Marsha Lecour was just four years old when she contracted hepatitis C. She was born with a heart condition that required open heart surgery.
“During the surgery, a blood transfusion was administered. And the blood transfusion contained what they call ‘tainted blood,'” said Lecour, now 65 and living in Toronto.
It wasn’t until decades later, when she was in her 30s, that a blood test revealed she had a virus waging war on her liver.
“The doctor said that I would probably require a liver transplant,” she said. “I’d never even heard of hepatitis, and never mind a liver transplant.”
Hepatitis C is primarily spread through blood-to-blood contact, including unsafe drug injections, improperly sterilized piercing, tattoo or medical equipment, and in cases like Lecour’s, contaminated blood. People infected with the virus often don’t know they have it. Some don’t find out until they’re faced with advanced liver disease, including cirrhosis or liver cancer.
Lecour lived with the disease for more than 50 years, trying to minimize the damage to her liver through diet, not drinking alcohol and meditation. Finally, in 2012, her liver specialist at Toronto’s University Health Network started her on a “gruelling” medication combination that would cure the disease.
“Some people say it’s like chemo in some ways in terms of the side-effects,” Lecour said. “I lost some of my hair, I lost weight, I was depressed…. I was really a basket case.”

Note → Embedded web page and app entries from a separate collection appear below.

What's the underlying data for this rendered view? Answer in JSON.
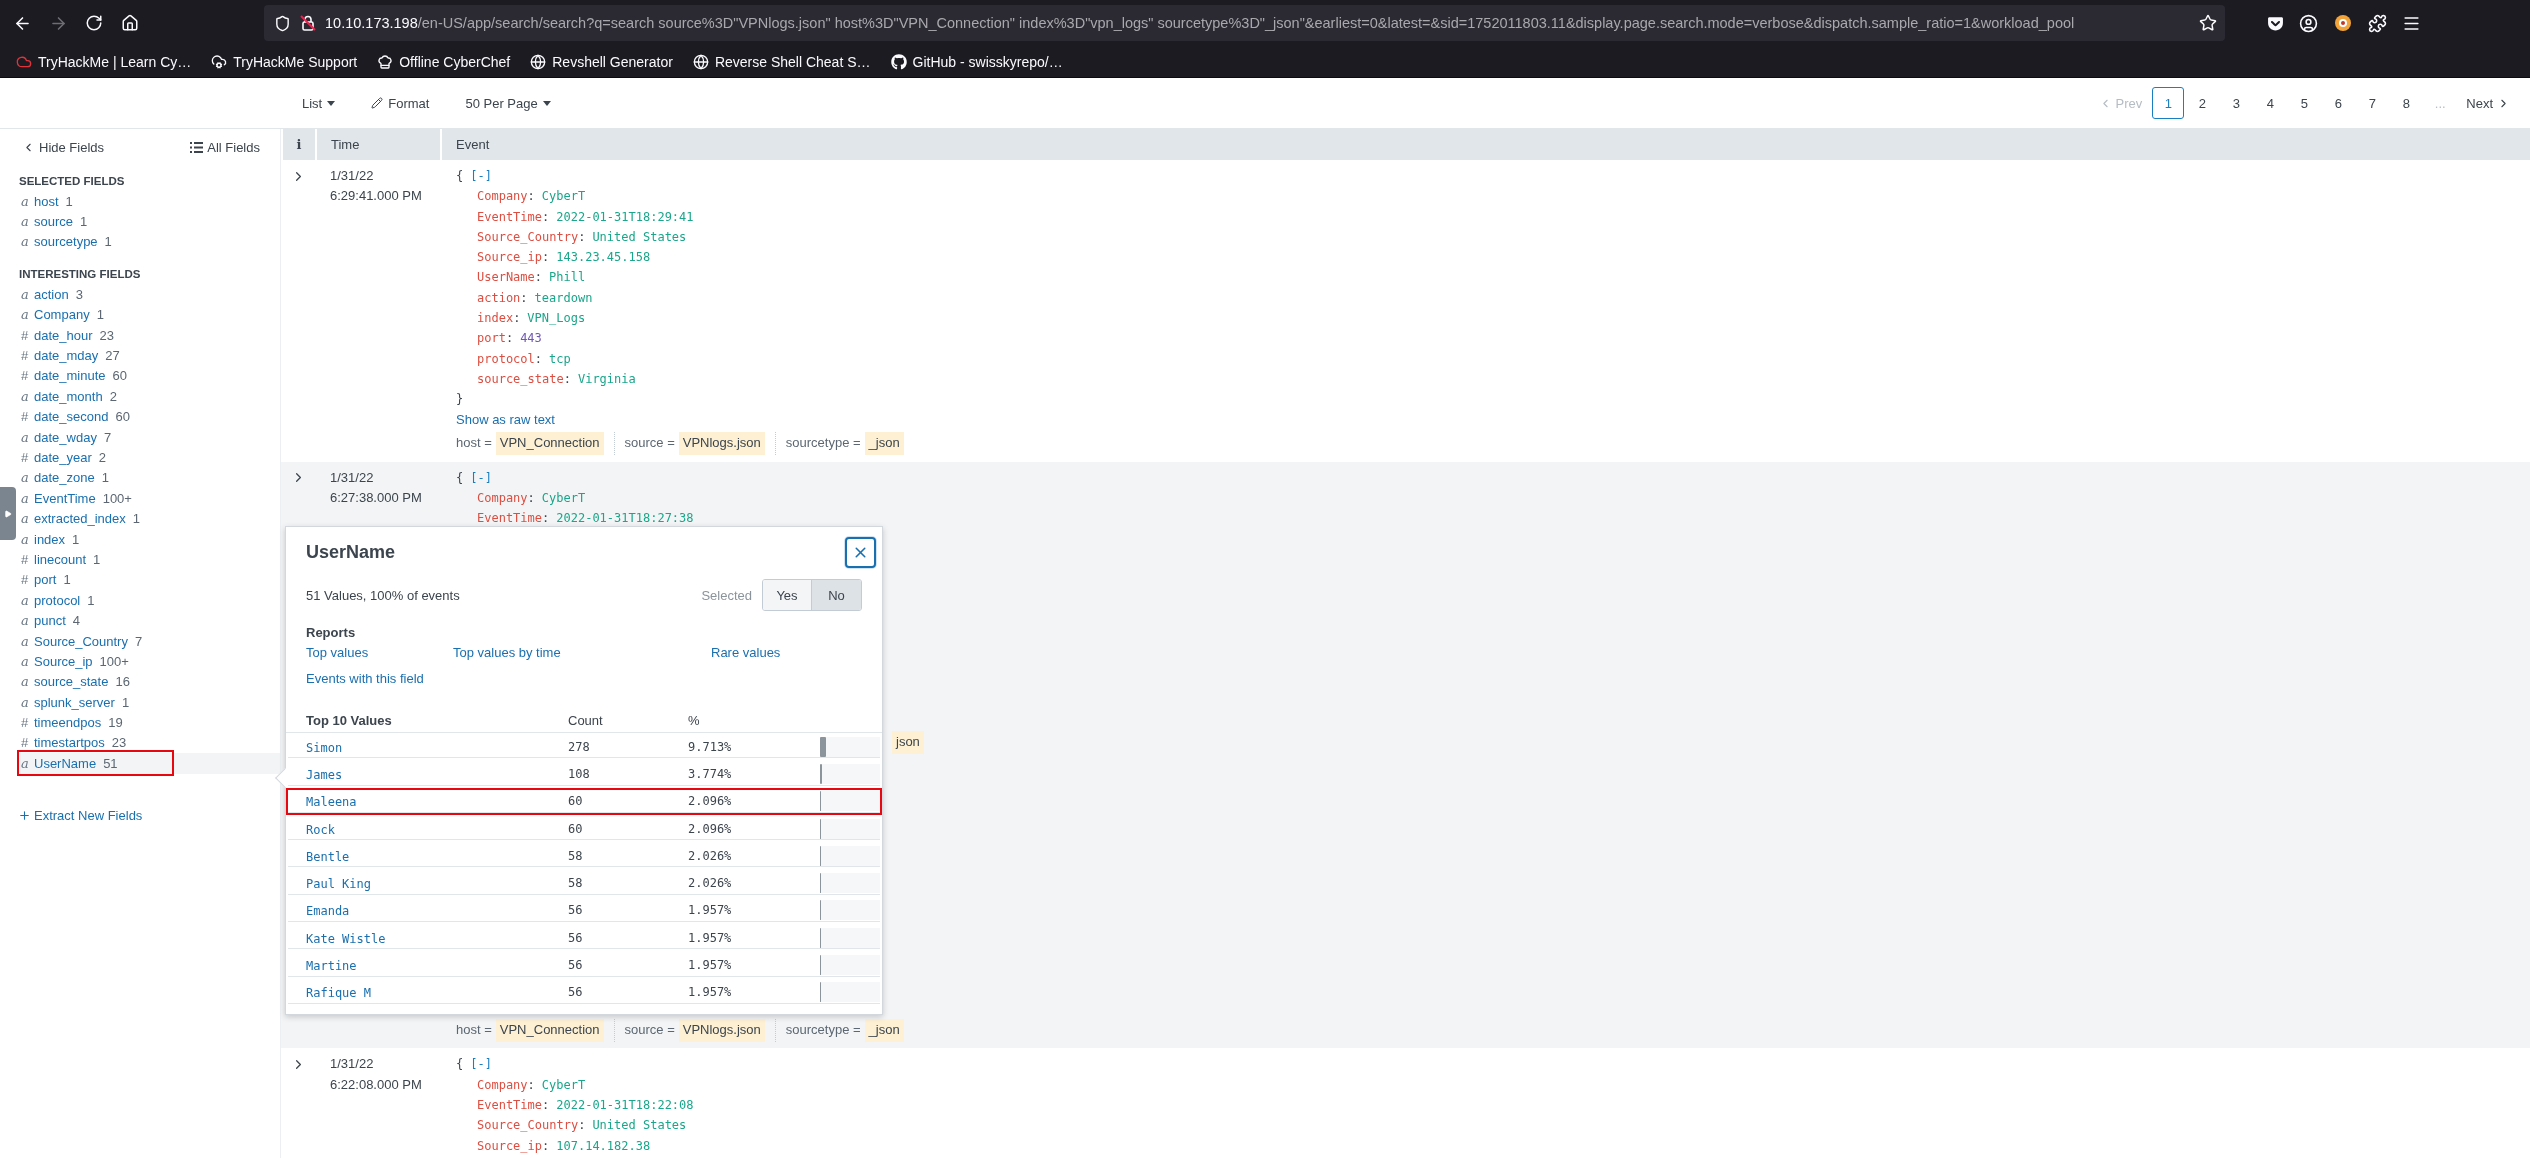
{
  "browser": {
    "url_host": "10.10.173.198",
    "url_path": "/en-US/app/search/search?q=search source%3D\"VPNlogs.json\" host%3D\"VPN_Connection\" index%3D\"vpn_logs\" sourcetype%3D\"_json\"&earliest=0&latest=&sid=1752011803.11&display.page.search.mode=verbose&dispatch.sample_ratio=1&workload_pool",
    "bookmarks": [
      "TryHackMe | Learn Cy…",
      "TryHackMe Support",
      "Offline CyberChef",
      "Revshell Generator",
      "Reverse Shell Cheat S…",
      "GitHub - swisskyrepo/…"
    ]
  },
  "toolbar": {
    "view_menu": "List",
    "format": "Format",
    "per_page": "50 Per Page",
    "pagination": {
      "prev": "Prev",
      "pages": [
        {
          "label": "1",
          "selected": true
        },
        {
          "label": "2",
          "selected": false
        },
        {
          "label": "3",
          "selected": false
        },
        {
          "label": "4",
          "selected": false
        },
        {
          "label": "5",
          "selected": false
        },
        {
          "label": "6",
          "selected": false
        },
        {
          "label": "7",
          "selected": false
        },
        {
          "label": "8",
          "selected": false
        }
      ],
      "ellipsis": "...",
      "next": "Next"
    }
  },
  "sidebar": {
    "hide_fields": "Hide Fields",
    "all_fields": "All Fields",
    "sections": [
      {
        "title": "SELECTED FIELDS",
        "fields": [
          {
            "type": "a",
            "name": "host",
            "count": "1",
            "active": false,
            "highlighted": false
          },
          {
            "type": "a",
            "name": "source",
            "count": "1",
            "active": false,
            "highlighted": false
          },
          {
            "type": "a",
            "name": "sourcetype",
            "count": "1",
            "active": false,
            "highlighted": false
          }
        ]
      },
      {
        "title": "INTERESTING FIELDS",
        "fields": [
          {
            "type": "a",
            "name": "action",
            "count": "3",
            "active": false,
            "highlighted": false
          },
          {
            "type": "a",
            "name": "Company",
            "count": "1",
            "active": false,
            "highlighted": false
          },
          {
            "type": "#",
            "name": "date_hour",
            "count": "23",
            "active": false,
            "highlighted": false
          },
          {
            "type": "#",
            "name": "date_mday",
            "count": "27",
            "active": false,
            "highlighted": false
          },
          {
            "type": "#",
            "name": "date_minute",
            "count": "60",
            "active": false,
            "highlighted": false
          },
          {
            "type": "a",
            "name": "date_month",
            "count": "2",
            "active": false,
            "highlighted": false
          },
          {
            "type": "#",
            "name": "date_second",
            "count": "60",
            "active": false,
            "highlighted": false
          },
          {
            "type": "a",
            "name": "date_wday",
            "count": "7",
            "active": false,
            "highlighted": false
          },
          {
            "type": "#",
            "name": "date_year",
            "count": "2",
            "active": false,
            "highlighted": false
          },
          {
            "type": "a",
            "name": "date_zone",
            "count": "1",
            "active": false,
            "highlighted": false
          },
          {
            "type": "a",
            "name": "EventTime",
            "count": "100+",
            "active": false,
            "highlighted": false
          },
          {
            "type": "a",
            "name": "extracted_index",
            "count": "1",
            "active": false,
            "highlighted": false
          },
          {
            "type": "a",
            "name": "index",
            "count": "1",
            "active": false,
            "highlighted": false
          },
          {
            "type": "#",
            "name": "linecount",
            "count": "1",
            "active": false,
            "highlighted": false
          },
          {
            "type": "#",
            "name": "port",
            "count": "1",
            "active": false,
            "highlighted": false
          },
          {
            "type": "a",
            "name": "protocol",
            "count": "1",
            "active": false,
            "highlighted": false
          },
          {
            "type": "a",
            "name": "punct",
            "count": "4",
            "active": false,
            "highlighted": false
          },
          {
            "type": "a",
            "name": "Source_Country",
            "count": "7",
            "active": false,
            "highlighted": false
          },
          {
            "type": "a",
            "name": "Source_ip",
            "count": "100+",
            "active": false,
            "highlighted": false
          },
          {
            "type": "a",
            "name": "source_state",
            "count": "16",
            "active": false,
            "highlighted": false
          },
          {
            "type": "a",
            "name": "splunk_server",
            "count": "1",
            "active": false,
            "highlighted": false
          },
          {
            "type": "#",
            "name": "timeendpos",
            "count": "19",
            "active": false,
            "highlighted": false
          },
          {
            "type": "#",
            "name": "timestartpos",
            "count": "23",
            "active": false,
            "highlighted": false
          },
          {
            "type": "a",
            "name": "UserName",
            "count": "51",
            "active": true,
            "highlighted": true
          }
        ]
      }
    ],
    "extract": "Extract New Fields"
  },
  "table": {
    "columns": [
      "i",
      "Time",
      "Event"
    ],
    "key_separator": ":",
    "events": [
      {
        "date": "1/31/22",
        "time": "6:29:41.000 PM",
        "open": "{",
        "collapse": "[-]",
        "fields": [
          {
            "key": "Company",
            "value": "CyberT",
            "kind": "string"
          },
          {
            "key": "EventTime",
            "value": "2022-01-31T18:29:41",
            "kind": "string"
          },
          {
            "key": "Source_Country",
            "value": "United States",
            "kind": "string"
          },
          {
            "key": "Source_ip",
            "value": "143.23.45.158",
            "kind": "string"
          },
          {
            "key": "UserName",
            "value": "Phill",
            "kind": "string"
          },
          {
            "key": "action",
            "value": "teardown",
            "kind": "string"
          },
          {
            "key": "index",
            "value": "VPN_Logs",
            "kind": "string"
          },
          {
            "key": "port",
            "value": "443",
            "kind": "number"
          },
          {
            "key": "protocol",
            "value": "tcp",
            "kind": "string"
          },
          {
            "key": "source_state",
            "value": "Virginia",
            "kind": "string"
          }
        ],
        "close": "}",
        "raw_link": "Show as raw text",
        "tags": [
          {
            "key": "host =",
            "value": "VPN_Connection"
          },
          {
            "key": "source =",
            "value": "VPNlogs.json"
          },
          {
            "key": "sourcetype =",
            "value": "_json"
          }
        ]
      },
      {
        "date": "1/31/22",
        "time": "6:27:38.000 PM",
        "open": "{",
        "collapse": "[-]",
        "fields": [
          {
            "key": "Company",
            "value": "CyberT",
            "kind": "string"
          },
          {
            "key": "EventTime",
            "value": "2022-01-31T18:27:38",
            "kind": "string"
          }
        ],
        "covered_tag": "json",
        "tags": [
          {
            "key": "host =",
            "value": "VPN_Connection"
          },
          {
            "key": "source =",
            "value": "VPNlogs.json"
          },
          {
            "key": "sourcetype =",
            "value": "_json"
          }
        ]
      },
      {
        "date": "1/31/22",
        "time": "6:22:08.000 PM",
        "open": "{",
        "collapse": "[-]",
        "fields": [
          {
            "key": "Company",
            "value": "CyberT",
            "kind": "string"
          },
          {
            "key": "EventTime",
            "value": "2022-01-31T18:22:08",
            "kind": "string"
          },
          {
            "key": "Source_Country",
            "value": "United States",
            "kind": "string"
          },
          {
            "key": "Source_ip",
            "value": "107.14.182.38",
            "kind": "string"
          }
        ]
      }
    ]
  },
  "popup": {
    "title": "UserName",
    "summary": "51 Values, 100% of events",
    "selected_label": "Selected",
    "selected_options": [
      {
        "label": "Yes",
        "selected": false
      },
      {
        "label": "No",
        "selected": true
      }
    ],
    "reports_title": "Reports",
    "reports": [
      "Top values",
      "Top values by time",
      "Rare values",
      "Events with this field"
    ],
    "columns": [
      "Top 10 Values",
      "Count",
      "%"
    ],
    "values": [
      {
        "name": "Simon",
        "count": "278",
        "percent": "9.713%",
        "level": 0.09713,
        "highlighted": false
      },
      {
        "name": "James",
        "count": "108",
        "percent": "3.774%",
        "level": 0.03774,
        "highlighted": false
      },
      {
        "name": "Maleena",
        "count": "60",
        "percent": "2.096%",
        "level": 0.02096,
        "highlighted": true
      },
      {
        "name": "Rock",
        "count": "60",
        "percent": "2.096%",
        "level": 0.02096,
        "highlighted": false
      },
      {
        "name": "Bentle",
        "count": "58",
        "percent": "2.026%",
        "level": 0.02026,
        "highlighted": false
      },
      {
        "name": "Paul King",
        "count": "58",
        "percent": "2.026%",
        "level": 0.02026,
        "highlighted": false
      },
      {
        "name": "Emanda",
        "count": "56",
        "percent": "1.957%",
        "level": 0.01957,
        "highlighted": false
      },
      {
        "name": "Kate Wistle",
        "count": "56",
        "percent": "1.957%",
        "level": 0.01957,
        "highlighted": false
      },
      {
        "name": "Martine",
        "count": "56",
        "percent": "1.957%",
        "level": 0.01957,
        "highlighted": false
      },
      {
        "name": "Rafique M",
        "count": "56",
        "percent": "1.957%",
        "level": 0.01957,
        "highlighted": false
      }
    ]
  }
}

That approved treatment took almost a year, and with almost no energy, Lecour couldn’t work at her job as high school teacher.
But in the end, Lecour was cured of hepatitis C and says her life is “great,” free of the fatigue that the virus can bring, and hopeful the cirrhosis it caused is improving. Had she not had an “excellent” work benefit plan that covered the high costs of the drugs, she doesn’t know what she would have done.
The same issue is faced by many of the 70 million patients infected with hepatitis C worldwide — and governments that fund prescription drugs, said Andrew Hill, an infectious disease and pharmacology expert at the University of Liverpool in the U.K.
“People are not getting the treatments they need,” Hill said. “Governments are saying, ‘This is too expensive,’ and they’re not treating everybody.”
In a presentation to the World Hepatitis Summit in Sao Paulo on Thursday, Hill said 90 per cent of hepatitis C patients can now be cured in 12 weeks, at a cost of about $ 50 US per patient. In addition, the side-effects are minimal, so most patients wouldn’t have to endure what Lecour did.
That cure is a combination of antiretroviral drugs called Sofosbuvir and Daclatasvir. According to Hill’s research, the price charged by pharmaceutical manufacturers in Canada for 12-week course of treatment is about $ 68,000 US. In the U.S., the price has skyrocketed to almost $ 143,000, his research says.
CBC News made calls to Gilead Sciences, manufacturer of Sofosbuvir, and to Bristol Myers Squibb, manufacturer of Daclatasvir, to inquire about their pricing, but they were not returned as of Friday morning.
The enormous difference between what the drugs cost to make and the profits garnered by pharmaceutical companies not only makes the cure for hepatitis C too expensive for patients — it could also discourage government health agencies from conducting widespread screening for the virus, Hill said.
“There are some governments that are too worried about producing a massive bill, that if they tested large numbers of people, they then have to spend tens of thousands [of] dollars on curing each one of those people. And they just don’t have that kind of money.”
Many countries — including Canada — have committed to a global goal of eliminating hepatitis C by 2030. But new data released at the summit in Brazil shows that only nine countries are on track to meet that objective — and Canada is not among them.
Some affected populations lack ‘political voice’
Dr. Jordan Feld, a hepatologist at the Toronto Centre for Liver Disease at the University Health Network and the specialist who treated Lecour, said hepatitis C is “a huge public health problem right here in Canada” and it’s “disappointing” to hear that the virus may not be eliminated in the next 13 years — a goal he believes is achievable.
“We now have the tools. We can diagnose this simply, we have treatment that works in almost everybody,” he said. “We could eliminate hepatitis C from Canada.”
Although the price of the drugs to cure hepatitis C are too high, Feld said, it has “come down dramatically” in Canada from what they were.
For Feld, the larger barrier to curing the estimated 250,000 people infected with the virus in this country is the absence of a “targeted, well-structured national plan” to actually reach those patients.
“Unfortunately, hepatitis C is highly overrepresented in marginalized populations and some of these people just don’t have as strong a political voice,” Feld said.
“To be perfectly honest, if this was an infection that affected an upper middle class, wealthy population, I don’t think we would be having this discussion about not addressing hepatitis C,” he said.
But no matter what their background, Feld advocates broadening screening in Canada to everyone born between 1945 and 1975 — a practice recommended by the Canadian Liver Foundation but rejected by the Canadian Task Force on Preventive Health Care.
Feld argues that a variety of factors, including blood transfusions that were unsafe, past drug experimentation and medical practices that involved contamination years ago, can all put that age group at risk for hepatitis C.